### Task data
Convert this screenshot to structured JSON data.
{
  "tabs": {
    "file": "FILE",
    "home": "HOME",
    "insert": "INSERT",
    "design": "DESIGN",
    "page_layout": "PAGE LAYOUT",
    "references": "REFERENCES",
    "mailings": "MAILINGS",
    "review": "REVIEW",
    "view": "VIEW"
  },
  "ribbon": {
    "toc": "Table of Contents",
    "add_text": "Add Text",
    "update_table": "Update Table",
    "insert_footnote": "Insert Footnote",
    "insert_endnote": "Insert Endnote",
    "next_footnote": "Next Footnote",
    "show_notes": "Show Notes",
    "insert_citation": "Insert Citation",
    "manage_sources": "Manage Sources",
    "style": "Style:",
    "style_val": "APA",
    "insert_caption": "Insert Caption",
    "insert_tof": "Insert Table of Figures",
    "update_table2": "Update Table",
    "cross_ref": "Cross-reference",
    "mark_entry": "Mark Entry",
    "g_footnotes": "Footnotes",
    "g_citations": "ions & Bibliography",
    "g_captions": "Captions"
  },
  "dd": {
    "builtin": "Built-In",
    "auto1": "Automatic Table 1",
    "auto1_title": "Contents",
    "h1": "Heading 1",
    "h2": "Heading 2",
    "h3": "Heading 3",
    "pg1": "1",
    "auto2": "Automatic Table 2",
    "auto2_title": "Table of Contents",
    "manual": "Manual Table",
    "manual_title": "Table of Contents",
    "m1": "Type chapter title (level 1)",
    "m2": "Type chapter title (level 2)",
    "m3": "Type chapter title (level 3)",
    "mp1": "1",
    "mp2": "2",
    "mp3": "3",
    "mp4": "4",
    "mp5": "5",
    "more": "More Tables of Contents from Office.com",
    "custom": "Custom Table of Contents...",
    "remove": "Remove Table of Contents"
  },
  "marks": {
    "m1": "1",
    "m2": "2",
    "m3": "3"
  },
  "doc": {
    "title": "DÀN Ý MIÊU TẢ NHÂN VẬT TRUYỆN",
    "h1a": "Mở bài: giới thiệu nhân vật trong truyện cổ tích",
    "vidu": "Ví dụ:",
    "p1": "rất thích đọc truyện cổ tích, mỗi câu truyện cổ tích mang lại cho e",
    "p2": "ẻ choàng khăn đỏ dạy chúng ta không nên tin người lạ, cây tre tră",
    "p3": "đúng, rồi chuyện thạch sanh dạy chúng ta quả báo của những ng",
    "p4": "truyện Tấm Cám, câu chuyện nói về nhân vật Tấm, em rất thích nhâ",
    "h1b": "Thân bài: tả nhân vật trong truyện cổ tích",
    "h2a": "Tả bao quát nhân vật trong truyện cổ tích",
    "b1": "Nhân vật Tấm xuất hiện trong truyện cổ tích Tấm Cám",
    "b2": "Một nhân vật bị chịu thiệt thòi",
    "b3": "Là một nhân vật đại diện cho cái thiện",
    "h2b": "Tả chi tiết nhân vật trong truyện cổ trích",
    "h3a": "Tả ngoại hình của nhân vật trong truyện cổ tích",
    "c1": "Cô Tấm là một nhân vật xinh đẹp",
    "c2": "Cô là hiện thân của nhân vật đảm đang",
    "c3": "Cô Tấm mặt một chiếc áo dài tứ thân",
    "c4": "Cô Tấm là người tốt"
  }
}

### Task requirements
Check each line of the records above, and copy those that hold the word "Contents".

### Task result
    "toc": "Table of Contents",
    "auto1_title": "Contents",
    "auto2_title": "Table of Contents",
    "manual_title": "Table of Contents",
    "more": "More Tables of Contents from Office.com",
    "custom": "Custom Table of Contents...",
    "remove": "Remove Table of Contents"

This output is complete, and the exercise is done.